* _MATERIAL PROVIDED_:
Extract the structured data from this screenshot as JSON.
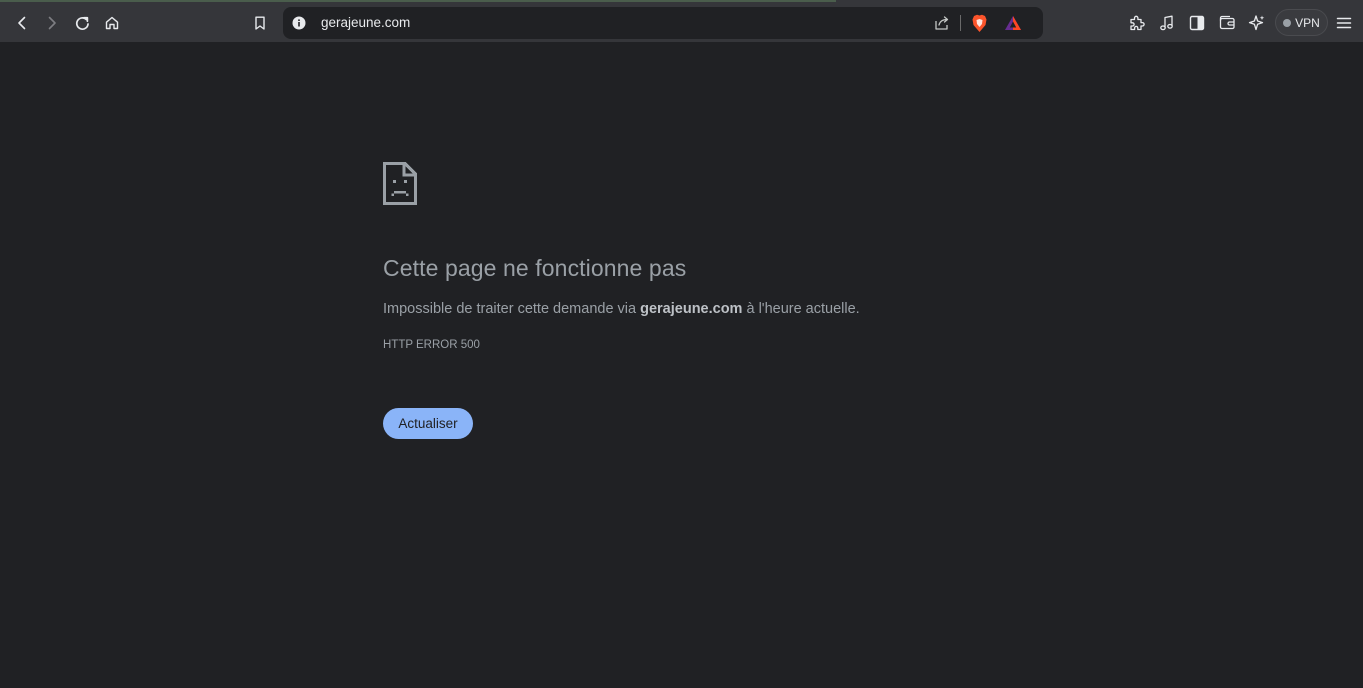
{
  "browser": {
    "address": {
      "url": "gerajeune.com"
    },
    "vpn_label": "VPN",
    "icons": {
      "back": "back-arrow-icon",
      "forward": "forward-arrow-icon",
      "reload": "reload-icon",
      "home": "home-icon",
      "bookmark": "bookmark-icon",
      "site_info": "info-icon",
      "share": "share-icon",
      "brave_shields": "brave-shields-icon",
      "brave_rewards": "brave-rewards-icon",
      "extensions": "puzzle-extensions-icon",
      "media": "music-note-icon",
      "sidebar": "sidebar-icon",
      "wallet": "wallet-icon",
      "leo": "leo-ai-sparkle-icon",
      "menu": "hamburger-menu-icon"
    }
  },
  "error_page": {
    "title": "Cette page ne fonctionne pas",
    "desc_prefix": "Impossible de traiter cette demande via ",
    "desc_domain": "gerajeune.com",
    "desc_suffix": " à l'heure actuelle.",
    "code": "HTTP ERROR 500",
    "reload_label": "Actualiser",
    "icon": "sad-page-icon"
  },
  "colors": {
    "page_bg": "#202124",
    "toolbar_bg": "#35363a",
    "text_muted": "#9aa0a6",
    "button_bg": "#8ab4f8"
  }
}
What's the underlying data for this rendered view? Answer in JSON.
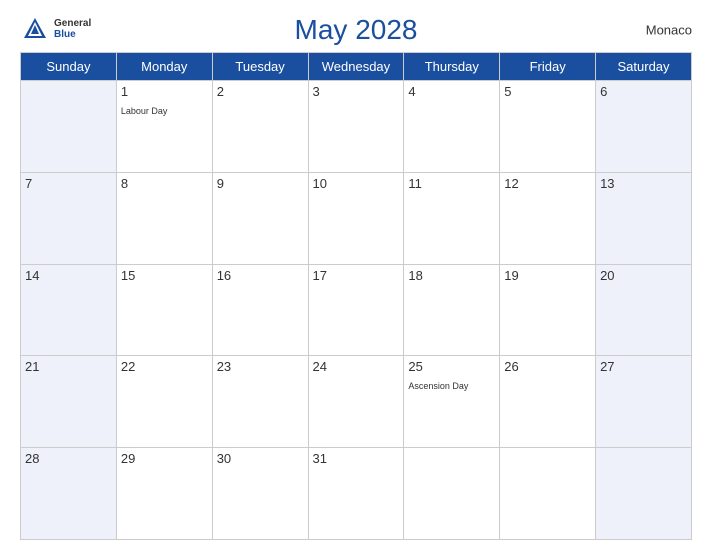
{
  "header": {
    "title": "May 2028",
    "country": "Monaco",
    "logo_general": "General",
    "logo_blue": "Blue"
  },
  "days_of_week": [
    "Sunday",
    "Monday",
    "Tuesday",
    "Wednesday",
    "Thursday",
    "Friday",
    "Saturday"
  ],
  "weeks": [
    [
      {
        "date": "",
        "holiday": ""
      },
      {
        "date": "1",
        "holiday": "Labour Day"
      },
      {
        "date": "2",
        "holiday": ""
      },
      {
        "date": "3",
        "holiday": ""
      },
      {
        "date": "4",
        "holiday": ""
      },
      {
        "date": "5",
        "holiday": ""
      },
      {
        "date": "6",
        "holiday": ""
      }
    ],
    [
      {
        "date": "7",
        "holiday": ""
      },
      {
        "date": "8",
        "holiday": ""
      },
      {
        "date": "9",
        "holiday": ""
      },
      {
        "date": "10",
        "holiday": ""
      },
      {
        "date": "11",
        "holiday": ""
      },
      {
        "date": "12",
        "holiday": ""
      },
      {
        "date": "13",
        "holiday": ""
      }
    ],
    [
      {
        "date": "14",
        "holiday": ""
      },
      {
        "date": "15",
        "holiday": ""
      },
      {
        "date": "16",
        "holiday": ""
      },
      {
        "date": "17",
        "holiday": ""
      },
      {
        "date": "18",
        "holiday": ""
      },
      {
        "date": "19",
        "holiday": ""
      },
      {
        "date": "20",
        "holiday": ""
      }
    ],
    [
      {
        "date": "21",
        "holiday": ""
      },
      {
        "date": "22",
        "holiday": ""
      },
      {
        "date": "23",
        "holiday": ""
      },
      {
        "date": "24",
        "holiday": ""
      },
      {
        "date": "25",
        "holiday": "Ascension Day"
      },
      {
        "date": "26",
        "holiday": ""
      },
      {
        "date": "27",
        "holiday": ""
      }
    ],
    [
      {
        "date": "28",
        "holiday": ""
      },
      {
        "date": "29",
        "holiday": ""
      },
      {
        "date": "30",
        "holiday": ""
      },
      {
        "date": "31",
        "holiday": ""
      },
      {
        "date": "",
        "holiday": ""
      },
      {
        "date": "",
        "holiday": ""
      },
      {
        "date": "",
        "holiday": ""
      }
    ]
  ],
  "colors": {
    "header_bg": "#1a4fa0",
    "weekend_bg": "#eef1f9",
    "text": "#333333",
    "white": "#ffffff"
  }
}
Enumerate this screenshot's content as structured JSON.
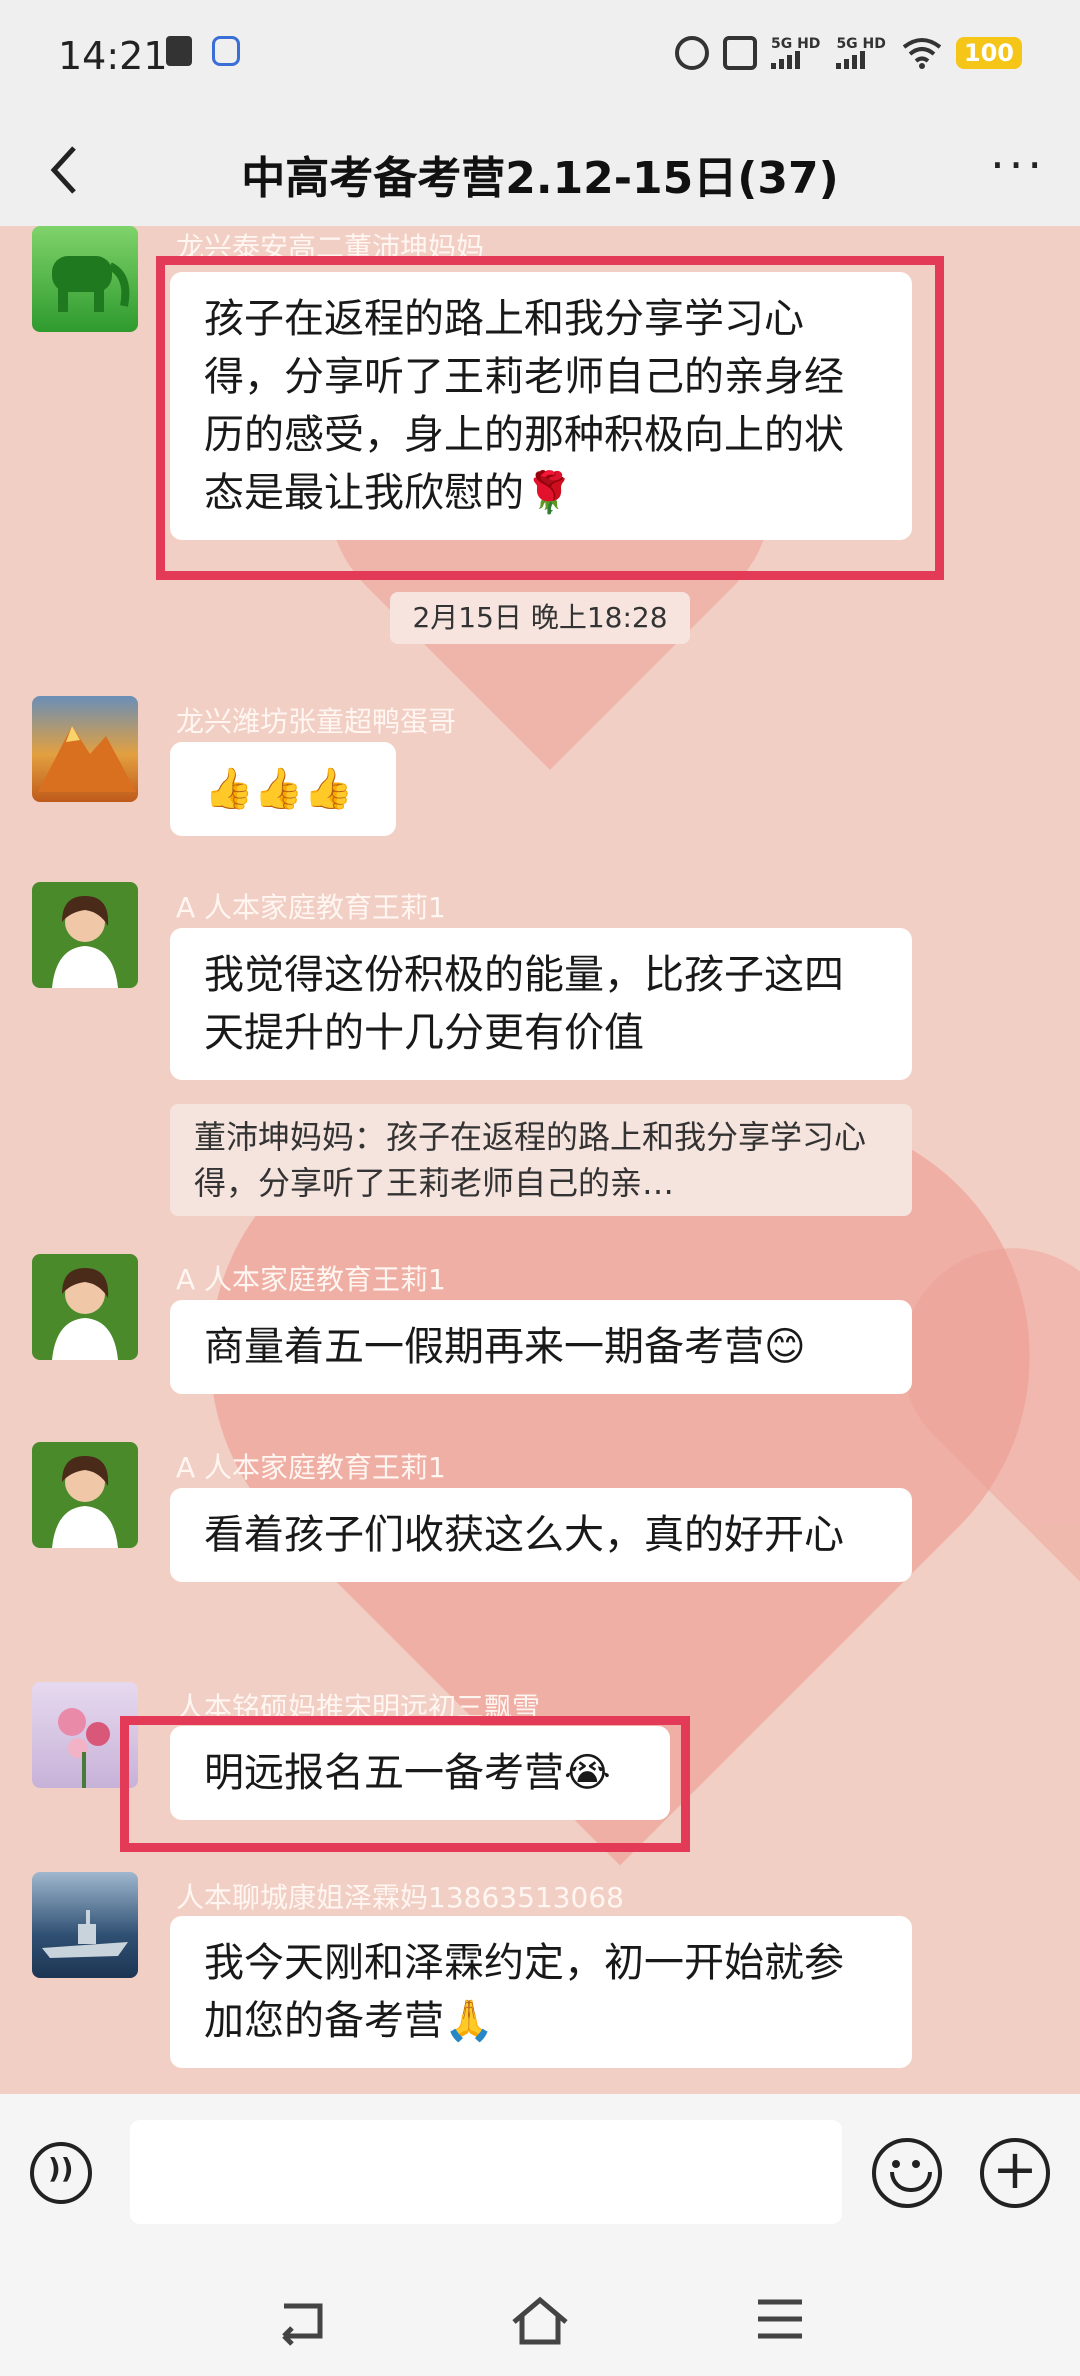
{
  "status_bar": {
    "time": "14:21",
    "signal1_label": "5G HD",
    "signal2_label": "5G HD",
    "battery": "100",
    "icons": [
      "alarm-icon",
      "mute-icon",
      "wifi-icon"
    ]
  },
  "header": {
    "back_icon": "chevron-left-icon",
    "title": "中高考备考营2.12-15日(37)",
    "more_icon": "more-icon",
    "more_glyph": "···"
  },
  "messages": [
    {
      "sender": "龙兴泰安高二董沛坤妈妈",
      "text": "孩子在返程的路上和我分享学习心得，分享听了王莉老师自己的亲身经历的感受，身上的那种积极向上的状态是最让我欣慰的🌹",
      "avatar": "elephant-avatar"
    },
    {
      "sender": "龙兴潍坊张童超鸭蛋哥",
      "text": "👍👍👍",
      "avatar": "mountain-avatar"
    },
    {
      "sender": "A 人本家庭教育王莉1",
      "text": "我觉得这份积极的能量，比孩子这四天提升的十几分更有价值",
      "quote": "董沛坤妈妈：孩子在返程的路上和我分享学习心得，分享听了王莉老师自己的亲…",
      "avatar": "woman-avatar"
    },
    {
      "sender": "A 人本家庭教育王莉1",
      "text": "商量着五一假期再来一期备考营😊",
      "avatar": "woman-avatar"
    },
    {
      "sender": "A 人本家庭教育王莉1",
      "text": "看着孩子们收获这么大，真的好开心",
      "avatar": "woman-avatar"
    },
    {
      "sender": "人本铭硕妈推宋明远初三飘雪",
      "text": "明远报名五一备考营😭",
      "avatar": "flower-avatar"
    },
    {
      "sender": "人本聊城康姐泽霖妈13863513068",
      "text": "我今天刚和泽霖约定，初一开始就参加您的备考营🙏",
      "avatar": "ship-avatar"
    }
  ],
  "timestamp": "2月15日 晚上18:28",
  "input_bar": {
    "voice_icon": "voice-icon",
    "emoji_icon": "emoji-icon",
    "plus_icon": "plus-icon",
    "plus_glyph": "+"
  },
  "nav_bar": {
    "back_glyph": "⮌",
    "home_glyph": "⌂",
    "menu_glyph": "≡"
  },
  "colors": {
    "highlight": "#e23a57",
    "background": "#f2cfc4",
    "bubble": "#ffffff"
  }
}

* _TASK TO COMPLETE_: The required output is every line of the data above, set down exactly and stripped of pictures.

* _TASK SOLUTION_:
Extract the structured data from this screenshot as JSON.
{
  "browser": {
    "address": {
      "url": "gerajeune.com"
    },
    "vpn_label": "VPN",
    "icons": {
      "back": "back-arrow-icon",
      "forward": "forward-arrow-icon",
      "reload": "reload-icon",
      "home": "home-icon",
      "bookmark": "bookmark-icon",
      "site_info": "info-icon",
      "share": "share-icon",
      "brave_shields": "brave-shields-icon",
      "brave_rewards": "brave-rewards-icon",
      "extensions": "puzzle-extensions-icon",
      "media": "music-note-icon",
      "sidebar": "sidebar-icon",
      "wallet": "wallet-icon",
      "leo": "leo-ai-sparkle-icon",
      "menu": "hamburger-menu-icon"
    }
  },
  "error_page": {
    "title": "Cette page ne fonctionne pas",
    "desc_prefix": "Impossible de traiter cette demande via ",
    "desc_domain": "gerajeune.com",
    "desc_suffix": " à l'heure actuelle.",
    "code": "HTTP ERROR 500",
    "reload_label": "Actualiser",
    "icon": "sad-page-icon"
  },
  "colors": {
    "page_bg": "#202124",
    "toolbar_bg": "#35363a",
    "text_muted": "#9aa0a6",
    "button_bg": "#8ab4f8"
  }
}
What's the underlying data for this rendered view? Answer in JSON.
{
  "header": {
    "title": "May 2028",
    "country": "Monaco",
    "logo_general": "General",
    "logo_blue": "Blue"
  },
  "days_of_week": [
    "Sunday",
    "Monday",
    "Tuesday",
    "Wednesday",
    "Thursday",
    "Friday",
    "Saturday"
  ],
  "weeks": [
    [
      {
        "date": "",
        "holiday": ""
      },
      {
        "date": "1",
        "holiday": "Labour Day"
      },
      {
        "date": "2",
        "holiday": ""
      },
      {
        "date": "3",
        "holiday": ""
      },
      {
        "date": "4",
        "holiday": ""
      },
      {
        "date": "5",
        "holiday": ""
      },
      {
        "date": "6",
        "holiday": ""
      }
    ],
    [
      {
        "date": "7",
        "holiday": ""
      },
      {
        "date": "8",
        "holiday": ""
      },
      {
        "date": "9",
        "holiday": ""
      },
      {
        "date": "10",
        "holiday": ""
      },
      {
        "date": "11",
        "holiday": ""
      },
      {
        "date": "12",
        "holiday": ""
      },
      {
        "date": "13",
        "holiday": ""
      }
    ],
    [
      {
        "date": "14",
        "holiday": ""
      },
      {
        "date": "15",
        "holiday": ""
      },
      {
        "date": "16",
        "holiday": ""
      },
      {
        "date": "17",
        "holiday": ""
      },
      {
        "date": "18",
        "holiday": ""
      },
      {
        "date": "19",
        "holiday": ""
      },
      {
        "date": "20",
        "holiday": ""
      }
    ],
    [
      {
        "date": "21",
        "holiday": ""
      },
      {
        "date": "22",
        "holiday": ""
      },
      {
        "date": "23",
        "holiday": ""
      },
      {
        "date": "24",
        "holiday": ""
      },
      {
        "date": "25",
        "holiday": "Ascension Day"
      },
      {
        "date": "26",
        "holiday": ""
      },
      {
        "date": "27",
        "holiday": ""
      }
    ],
    [
      {
        "date": "28",
        "holiday": ""
      },
      {
        "date": "29",
        "holiday": ""
      },
      {
        "date": "30",
        "holiday": ""
      },
      {
        "date": "31",
        "holiday": ""
      },
      {
        "date": "",
        "holiday": ""
      },
      {
        "date": "",
        "holiday": ""
      },
      {
        "date": "",
        "holiday": ""
      }
    ]
  ],
  "colors": {
    "header_bg": "#1a4fa0",
    "weekend_bg": "#eef1f9",
    "text": "#333333",
    "white": "#ffffff"
  }
}
Enumerate this screenshot's content as structured JSON.
{
  "status_bar": {
    "time": "14:21",
    "signal1_label": "5G HD",
    "signal2_label": "5G HD",
    "battery": "100",
    "icons": [
      "alarm-icon",
      "mute-icon",
      "wifi-icon"
    ]
  },
  "header": {
    "back_icon": "chevron-left-icon",
    "title": "中高考备考营2.12-15日(37)",
    "more_icon": "more-icon",
    "more_glyph": "···"
  },
  "messages": [
    {
      "sender": "龙兴泰安高二董沛坤妈妈",
      "text": "孩子在返程的路上和我分享学习心得，分享听了王莉老师自己的亲身经历的感受，身上的那种积极向上的状态是最让我欣慰的🌹",
      "avatar": "elephant-avatar"
    },
    {
      "sender": "龙兴潍坊张童超鸭蛋哥",
      "text": "👍👍👍",
      "avatar": "mountain-avatar"
    },
    {
      "sender": "A 人本家庭教育王莉1",
      "text": "我觉得这份积极的能量，比孩子这四天提升的十几分更有价值",
      "quote": "董沛坤妈妈：孩子在返程的路上和我分享学习心得，分享听了王莉老师自己的亲…",
      "avatar": "woman-avatar"
    },
    {
      "sender": "A 人本家庭教育王莉1",
      "text": "商量着五一假期再来一期备考营😊",
      "avatar": "woman-avatar"
    },
    {
      "sender": "A 人本家庭教育王莉1",
      "text": "看着孩子们收获这么大，真的好开心",
      "avatar": "woman-avatar"
    },
    {
      "sender": "人本铭硕妈推宋明远初三飘雪",
      "text": "明远报名五一备考营😭",
      "avatar": "flower-avatar"
    },
    {
      "sender": "人本聊城康姐泽霖妈13863513068",
      "text": "我今天刚和泽霖约定，初一开始就参加您的备考营🙏",
      "avatar": "ship-avatar"
    }
  ],
  "timestamp": "2月15日 晚上18:28",
  "input_bar": {
    "voice_icon": "voice-icon",
    "emoji_icon": "emoji-icon",
    "plus_icon": "plus-icon",
    "plus_glyph": "+"
  },
  "nav_bar": {
    "back_glyph": "⮌",
    "home_glyph": "⌂",
    "menu_glyph": "≡"
  },
  "colors": {
    "highlight": "#e23a57",
    "background": "#f2cfc4",
    "bubble": "#ffffff"
  }
}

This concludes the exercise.